Over the last few months, we've been hearing more and more stories concerning some of the ridiculous levels of control that academic journals exert over the copyrights on the various papers and research they publish. Since many of those journals are ridiculously expensive, much of this important research is basically locked up entirely. This is especially troublesome when it comes to publicly funded research, which you would think should be available to the taxpayers who paid for it. While we've definitely seen a trend
towards more open rules to publishing, many journals are still behind the curve. Reader parsko
writes in to alert us to the news of the American Physical Society, which withdrew the offer to publish two recent studies in the Physical Review Letters
because the authors wanted to be able to publish parts of the study in Wikipedia. Since the APS requires you hand over the rights to the study, they wouldn't allow it, and turned down the papers because of it. Not surprisingly, various scientists are upset about this, pointing out that it seems totally contrary to the purpose of the journal to hide such information using copyright claims.
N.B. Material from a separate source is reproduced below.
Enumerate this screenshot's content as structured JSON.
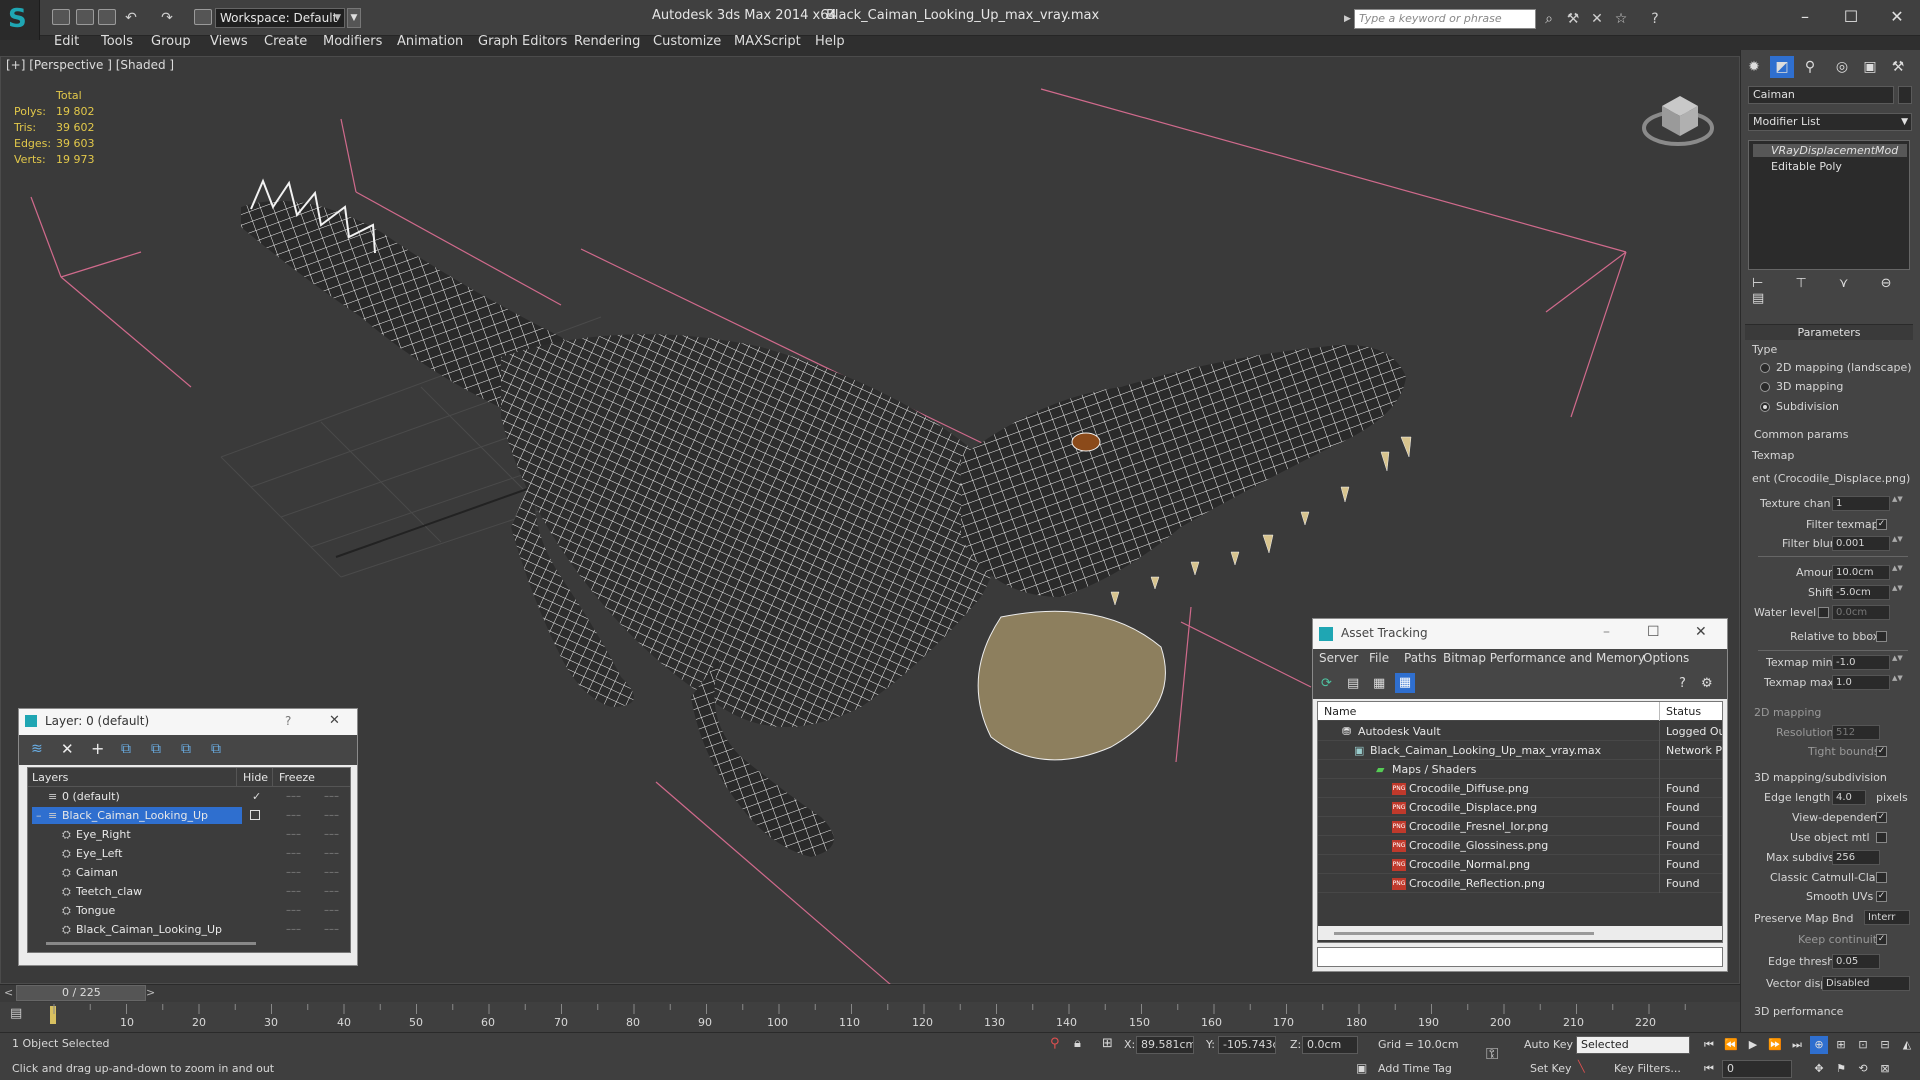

The APS has now said that it will reconsider the policy at its next meeting, but the fact that it even got this far suggests how locked down many of these journals are.